This morning I got a call from the small one, not terribly unusual, she texts or calls quite often. Today she was in a panic that she had fried her Mac desktop. I’m no good at tech support and I’m really no good at Mac tech support. The incident led to a discussion about the very good, very fast, very reliable and very heavy laptop her grandparents gave her for Christmas last year. It’s so heavy that she’s having difficulty lugging it around campus and she’d like to have a smaller notebook. We aren’t even to her first winter break yet and I can tell we are headed into four years of issues that will require the shuffling of money and reorganization of our payment plan for college. Fortunately I recently attended a day long session about the Arkansas 529 college savings plan also known as The GIFT Plan. Less fortunate is the fact that I have not made the most of that savings option over the years I’ve had the account. I’ve heard stories of parents completely funding their children’s higher education and even having funds left over while taking advantage of being able to deduct their principal deposits to the account off their Arkansas state tax returns. I have not come close to saving that much, but this weekend I learned that I can still take advantage of many of the benefits while saving as she’s still in school.

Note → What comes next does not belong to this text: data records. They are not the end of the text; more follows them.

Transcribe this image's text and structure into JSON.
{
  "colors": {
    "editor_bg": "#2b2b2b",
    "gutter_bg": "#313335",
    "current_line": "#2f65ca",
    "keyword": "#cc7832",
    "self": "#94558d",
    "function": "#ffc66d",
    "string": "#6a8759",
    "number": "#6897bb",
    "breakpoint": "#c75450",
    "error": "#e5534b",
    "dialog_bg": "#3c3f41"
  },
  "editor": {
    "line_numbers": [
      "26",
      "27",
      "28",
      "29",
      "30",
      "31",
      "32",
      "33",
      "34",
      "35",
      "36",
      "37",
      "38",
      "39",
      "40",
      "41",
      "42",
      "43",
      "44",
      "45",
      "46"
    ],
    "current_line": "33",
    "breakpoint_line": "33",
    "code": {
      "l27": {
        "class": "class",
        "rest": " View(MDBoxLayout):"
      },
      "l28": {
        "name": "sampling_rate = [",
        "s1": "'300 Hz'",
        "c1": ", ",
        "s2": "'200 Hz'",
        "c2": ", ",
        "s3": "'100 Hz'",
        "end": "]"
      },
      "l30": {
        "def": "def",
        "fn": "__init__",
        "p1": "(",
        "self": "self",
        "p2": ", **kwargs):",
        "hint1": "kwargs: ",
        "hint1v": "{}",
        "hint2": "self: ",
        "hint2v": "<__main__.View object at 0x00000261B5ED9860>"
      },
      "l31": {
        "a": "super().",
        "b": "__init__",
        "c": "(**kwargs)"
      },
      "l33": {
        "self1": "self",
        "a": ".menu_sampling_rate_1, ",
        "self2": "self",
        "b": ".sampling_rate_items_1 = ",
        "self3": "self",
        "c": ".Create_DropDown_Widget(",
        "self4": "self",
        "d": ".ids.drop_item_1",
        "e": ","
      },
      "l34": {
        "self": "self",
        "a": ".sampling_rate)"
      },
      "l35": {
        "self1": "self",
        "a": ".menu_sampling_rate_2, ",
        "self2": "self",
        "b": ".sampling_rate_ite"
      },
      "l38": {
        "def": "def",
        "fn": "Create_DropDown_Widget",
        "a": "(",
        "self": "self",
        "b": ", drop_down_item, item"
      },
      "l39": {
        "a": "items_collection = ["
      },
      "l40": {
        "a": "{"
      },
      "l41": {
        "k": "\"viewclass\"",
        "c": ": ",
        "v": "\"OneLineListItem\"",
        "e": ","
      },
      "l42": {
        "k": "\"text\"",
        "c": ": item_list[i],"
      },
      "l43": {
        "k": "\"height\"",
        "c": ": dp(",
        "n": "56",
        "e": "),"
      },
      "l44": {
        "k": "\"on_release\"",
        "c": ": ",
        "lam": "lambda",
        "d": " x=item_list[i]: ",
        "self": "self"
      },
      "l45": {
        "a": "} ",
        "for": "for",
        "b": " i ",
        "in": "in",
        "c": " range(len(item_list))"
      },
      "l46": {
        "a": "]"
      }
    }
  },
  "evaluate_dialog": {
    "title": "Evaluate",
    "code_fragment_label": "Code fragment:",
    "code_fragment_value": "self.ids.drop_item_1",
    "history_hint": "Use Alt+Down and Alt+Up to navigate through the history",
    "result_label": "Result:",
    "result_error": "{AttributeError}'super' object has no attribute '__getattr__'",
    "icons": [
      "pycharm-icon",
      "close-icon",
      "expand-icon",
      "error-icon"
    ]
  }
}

Four year university study has been the choice of all our kids, the youngest is just beginning her journey. Adults with a bachelor’s degree earn 62% more than peers with a high school diploma. But, if any of them had shown interest in a trade or apprenticeship program, we would have encouraged that too. The beauty of the GIFT Plan is that it will help save for many education options including trade school, community college and traditional university study. There is easy online enrollment.
I’ve done some things right, I’ve used the option of saving through Upromise and shopping through the website when I make purchases online. I wish I would have set up more regular deposits into the account to build principal faster. I also wish I had asked friends and family to make contributions to their future with UGift on birthdays, holidays and special occasions.
For many of them it would have helped with their tax savings while doing something good for us. One of the many benefits of the GIFT Plan is the Arkansas state tax deduction and estate tax advantages.
“If you’re an Arkansas taxpayer, you can deduct up to $5,000 (up to $10,000 for married couples) of your GIFT Plan contributions from your Arkansas adjusted gross income.
You can contribute up to $14,000 (up to $28,000 for married couples) per designated beneficiary each year to your GIFT Plan account without incurring federal gift tax consequences. And you can contribute up to $70,000 per designated beneficiary in a single year (up to $140,000 for married couples) to take advantage of five years’ worth of federal tax-free gifts at one time. Withdrawals used to pay for qualified higher education expenses are free from federal income tax, so more of your savings can go toward paying for college instead of toward taxes.” from the GIFT Plan
My plan for the next few years is to save as much as I can in my 529 account. I also plan to give every new mom I know an information packet and a check to start an account for their new little bundle of joy. I’m going to shop through Upromise to get cash back on the purchase of the long-johns the kid needs because it’s colder where she is than it is here at home and then I’ll research laptops through the cash back options on RewardU through Upromise that includes vendors like the Apple Store, HP, and Best Buy.
I participated in a free educational financial planning workshop sponsored by the Arkansas State Treasury and Arkansas529, but all opinions and recommendations in this post are my own.